Data records for software interfaces:
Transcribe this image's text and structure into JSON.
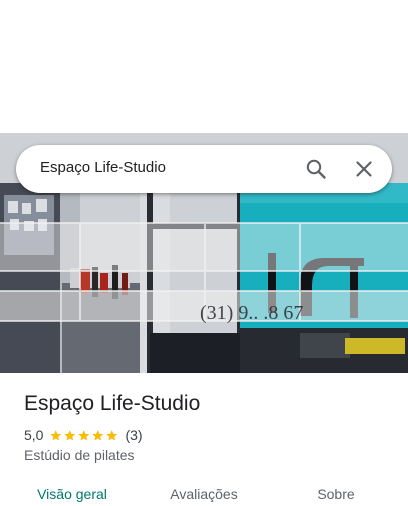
{
  "search": {
    "query": "Espaço Life-Studio"
  },
  "place": {
    "name": "Espaço Life-Studio",
    "rating": "5,0",
    "stars": 5,
    "review_count": "(3)",
    "category": "Estúdio de pilates"
  },
  "tabs": [
    {
      "label": "Visão geral",
      "active": true
    },
    {
      "label": "Avaliações",
      "active": false
    },
    {
      "label": "Sobre",
      "active": false
    }
  ],
  "photo": {
    "window_text": "(31) 9.. .8 67"
  },
  "colors": {
    "accent": "#00796b",
    "star": "#fbbc04",
    "wall_accent": "#19b8c8"
  }
}
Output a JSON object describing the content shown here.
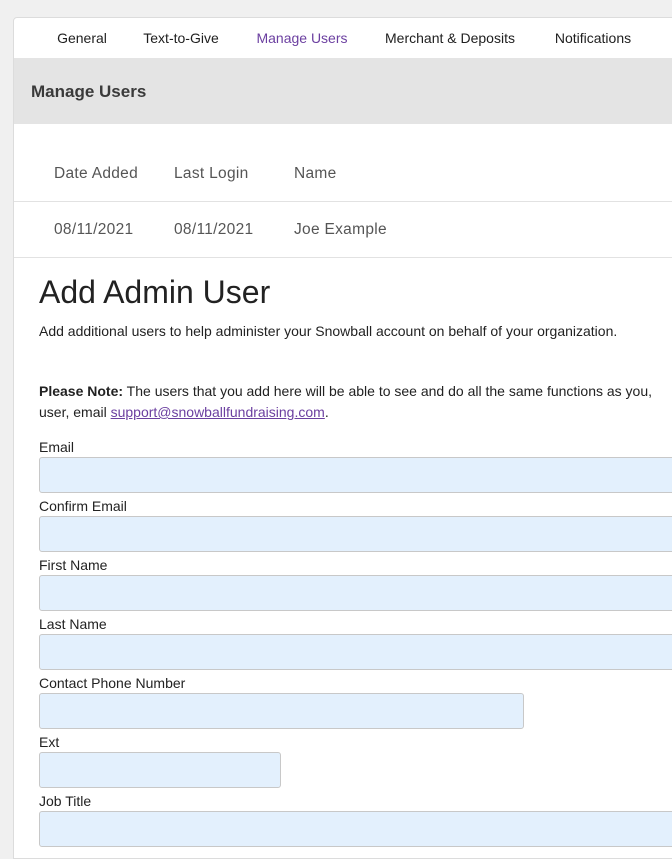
{
  "tabs": [
    {
      "label": "General"
    },
    {
      "label": "Text-to-Give"
    },
    {
      "label": "Manage Users"
    },
    {
      "label": "Merchant & Deposits"
    },
    {
      "label": "Notifications"
    }
  ],
  "active_tab": "Manage Users",
  "section_header": "Manage Users",
  "users_table": {
    "columns": [
      "Date Added",
      "Last Login",
      "Name"
    ],
    "rows": [
      {
        "date_added": "08/11/2021",
        "last_login": "08/11/2021",
        "name": "Joe Example"
      }
    ]
  },
  "add_user": {
    "title": "Add Admin User",
    "description": "Add additional users to help administer your Snowball account on behalf of your organization.",
    "note_label": "Please Note:",
    "note_text": " The users that you add here will be able to see and do all the same functions as you, ",
    "note_text_2": "user, email ",
    "note_link": "support@snowballfundraising.com",
    "note_end": "."
  },
  "form": {
    "email_label": "Email",
    "email_value": "",
    "confirm_email_label": "Confirm Email",
    "confirm_email_value": "",
    "first_name_label": "First Name",
    "first_name_value": "",
    "last_name_label": "Last Name",
    "last_name_value": "",
    "phone_label": "Contact Phone Number",
    "phone_value": "",
    "ext_label": "Ext",
    "ext_value": "",
    "job_title_label": "Job Title",
    "job_title_value": ""
  },
  "colors": {
    "accent": "#6b3fa0",
    "header_band": "#e4e4e4",
    "input_bg": "#e3f0fd"
  }
}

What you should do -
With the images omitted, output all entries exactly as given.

Answer to this exercise -
Transcribe this image's text and structure into JSON.
{
  "search": {
    "query": "Espaço Life-Studio"
  },
  "place": {
    "name": "Espaço Life-Studio",
    "rating": "5,0",
    "stars": 5,
    "review_count": "(3)",
    "category": "Estúdio de pilates"
  },
  "tabs": [
    {
      "label": "Visão geral",
      "active": true
    },
    {
      "label": "Avaliações",
      "active": false
    },
    {
      "label": "Sobre",
      "active": false
    }
  ],
  "photo": {
    "window_text": "(31) 9.. .8 67"
  },
  "colors": {
    "accent": "#00796b",
    "star": "#fbbc04",
    "wall_accent": "#19b8c8"
  }
}
Output a JSON object describing the content shown here.
{
  "tabs": [
    {
      "label": "General"
    },
    {
      "label": "Text-to-Give"
    },
    {
      "label": "Manage Users"
    },
    {
      "label": "Merchant & Deposits"
    },
    {
      "label": "Notifications"
    }
  ],
  "active_tab": "Manage Users",
  "section_header": "Manage Users",
  "users_table": {
    "columns": [
      "Date Added",
      "Last Login",
      "Name"
    ],
    "rows": [
      {
        "date_added": "08/11/2021",
        "last_login": "08/11/2021",
        "name": "Joe Example"
      }
    ]
  },
  "add_user": {
    "title": "Add Admin User",
    "description": "Add additional users to help administer your Snowball account on behalf of your organization.",
    "note_label": "Please Note:",
    "note_text": " The users that you add here will be able to see and do all the same functions as you, ",
    "note_text_2": "user, email ",
    "note_link": "support@snowballfundraising.com",
    "note_end": "."
  },
  "form": {
    "email_label": "Email",
    "email_value": "",
    "confirm_email_label": "Confirm Email",
    "confirm_email_value": "",
    "first_name_label": "First Name",
    "first_name_value": "",
    "last_name_label": "Last Name",
    "last_name_value": "",
    "phone_label": "Contact Phone Number",
    "phone_value": "",
    "ext_label": "Ext",
    "ext_value": "",
    "job_title_label": "Job Title",
    "job_title_value": ""
  },
  "colors": {
    "accent": "#6b3fa0",
    "header_band": "#e4e4e4",
    "input_bg": "#e3f0fd"
  }
}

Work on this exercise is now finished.